Oganizing Socks (for 3 children and more)

Anyone else like doing laundry? I didn't think so. I'm not a fan and am trying to find ways to organize clothing items so I can tell which child's pile they go into before I start folding. 

I have three boys under the age of 6. I changed my routine to organizing socks (you'll notice below I had a different routine for 2 kids). I started with buying socks that specifically said their size on the bottom. Target sells socks like these.  This was great for awhile, but I still wanted something faster. So the next idea was to buy different types of socks (I used this idea for underwear as well). So I buy several packs of the same exact style for each age group. For my eldest, I went with Hanes white and black socks (he needs it for his school uniform anyway). My middle child uses the Target socks with the size printed on the bottom. And my youngest has all the fun toddler socks. When I have to buy another size up, I will choose a different brand so I can quickly identify which sock goes with which child when I am organizing laundry.
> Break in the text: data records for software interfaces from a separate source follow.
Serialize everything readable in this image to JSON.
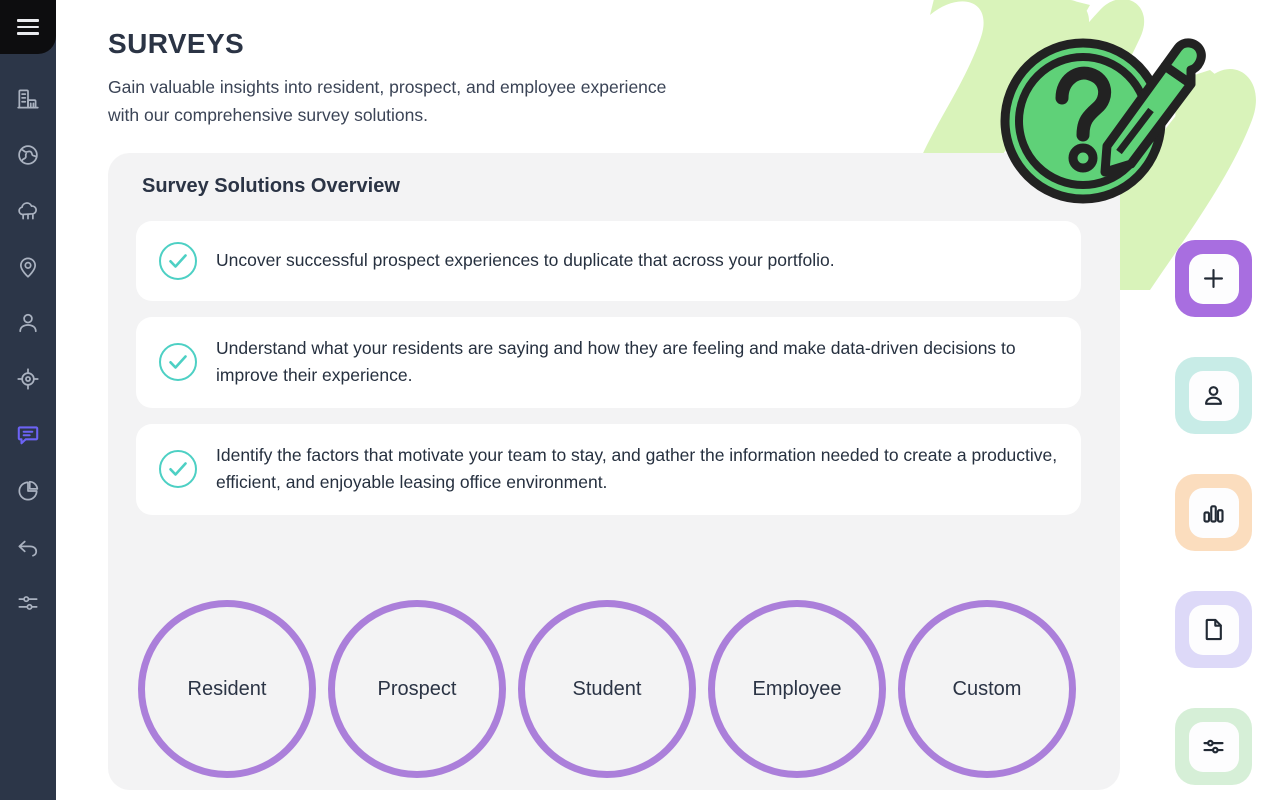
{
  "sidebar": {
    "menu_label": "Menu",
    "items": [
      {
        "name": "sidebar-item-properties",
        "icon": "building-icon",
        "active": false
      },
      {
        "name": "sidebar-item-globe",
        "icon": "globe-icon",
        "active": false
      },
      {
        "name": "sidebar-item-cloud",
        "icon": "cloud-icon",
        "active": false
      },
      {
        "name": "sidebar-item-location",
        "icon": "map-pin-icon",
        "active": false
      },
      {
        "name": "sidebar-item-residents",
        "icon": "user-icon",
        "active": false
      },
      {
        "name": "sidebar-item-target",
        "icon": "target-icon",
        "active": false
      },
      {
        "name": "sidebar-item-surveys",
        "icon": "chat-message-icon",
        "active": true
      },
      {
        "name": "sidebar-item-reports",
        "icon": "pie-chart-icon",
        "active": false
      },
      {
        "name": "sidebar-item-back",
        "icon": "undo-arrow-icon",
        "active": false
      },
      {
        "name": "sidebar-item-settings",
        "icon": "sliders-icon",
        "active": false
      }
    ]
  },
  "header": {
    "title": "SURVEYS",
    "subtitle": "Gain valuable insights into resident, prospect, and employee experience\n with our comprehensive survey solutions."
  },
  "panel": {
    "title": "Survey Solutions Overview",
    "features": [
      "Uncover successful prospect experiences to duplicate that across your portfolio.",
      "Understand what your residents are saying and how they are feeling and make data-driven decisions to improve their experience.",
      "Identify the factors that motivate your team to stay, and gather the information needed to create a productive, efficient, and enjoyable leasing office environment."
    ],
    "survey_types": [
      {
        "label": "Resident"
      },
      {
        "label": "Prospect"
      },
      {
        "label": "Student"
      },
      {
        "label": "Employee"
      },
      {
        "label": "Custom"
      }
    ]
  },
  "action_rail": {
    "buttons": [
      {
        "name": "add-survey-button",
        "icon": "plus-icon",
        "bg": "#a86ee0"
      },
      {
        "name": "contacts-button",
        "icon": "person-icon",
        "bg": "#c8ece7"
      },
      {
        "name": "analytics-button",
        "icon": "bar-chart-icon",
        "bg": "#fbddbe"
      },
      {
        "name": "documents-button",
        "icon": "document-icon",
        "bg": "#ddd9f8"
      },
      {
        "name": "filters-button",
        "icon": "sliders-icon",
        "bg": "#d6efd7"
      }
    ]
  },
  "decor": {
    "brush_color": "#d9f3ba",
    "badge_fill": "#5fd178",
    "badge_stroke": "#222222",
    "icon_name": "question-survey-pencil-icon"
  },
  "colors": {
    "sidebar_bg": "#2c3648",
    "sidebar_top_bg": "#0d0d0f",
    "panel_bg": "#f3f3f4",
    "card_bg": "#ffffff",
    "accent_purple": "#ab7fda",
    "accent_indigo": "#6c63f5",
    "check_teal": "#4dd0c4",
    "text_dark": "#2b3445"
  }
}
With the underwear, my eldest uses minion style underwear from "Despicable Me." My middle child has the "superhero" style underwear. Any my youngest is still in diapers, but we are working on that. He will get the "Cars" style underwear. When my boys gets older, I will continue with this technique because it has saved me a lot of time. Too bad I can't do this with their clothes. I tend to buy what's on clearance and I don't think my boys want to wear all blue or all green everyday just so mom can have an easier time folding laundry. When they get older, they will start folding their own clothes. For sure.

This is when I had two children...
 I have a 2 year old and 8 month old at this time, which means two completely separate sock sizes.

But the socks are so small for each that I still have a hard time figuring out which sock belongs to which kids. So I have come up with a system that works for me and doesn’t involve too much extra work and saves me time when I’m putting clothes away.

Mesh bags (different colors would be even better). You can easily find them on Amazon. I throw the whole mesh bag into the washer and dryer to the socks stay together and do not get separated. It saves me a lot of time and hassle and makes it easier to put the socks into the proper drawers.

Friday, July 22, 2011

Stops for Toddlers From the Inland Empire to Tahoe using the 395 freeway

So when I researched places to stop for my one and three year old, there were some great places to stopat, but all appropriate for older kids. So I decided to make my own list of places to stop with parks and play areas at fast food restaurants that were better suited for toddlers. I found bringing some cars and trucks for play at parks was a big benefit. We were also able to use these toys at the lodge we stayed at in Tahoe, so it was a win-win situation. I also want to let you know that there are a couple of hours of nothing, meaning, desert and no play stops on the 395 near the Inland Empire area. Here is the list we came up with on our drive from the Inland Empire to Tahoe. Hope it helps you!

Diaz Lake Campground - play area by lake

Lone Pine - large park with playground, bathroom, and a stream runs through this shaded location with several picnic benches. We stopped here on the way up and down b/c it was a great time for lunch and to let the kids run around

Independence - small park, no playground, shade and grass

Big Pine - park symbol as we drove by

Bishop - inside play area at Mc Donalds. Another great stop we took so the kids could play indoors and run around while we snacked up. They also have Laws Railroad Museum open all year from 10-4pm.
June Lake Loop - camping, horses, and hiking & area to stretch and eat
Lee Vining - bronze bear outpost has a chance for you to park and stretch, but nothing for play
Champagne Avenue off 395 is residential but has a park and play area

Gardnerville - McDonalds has a playcenter. Also, yo can follow the signs to Heritage Park on Gulliman Road. The park is very large and the boys enjoyed stretching their legs and playing with their trucks and cars

Carson City - Clear Creek Road across from Costco. Playarea, bathrooms, shade, park

267 meets NV 28 - east of junction there is a playground and small picnic area by lake that is shaded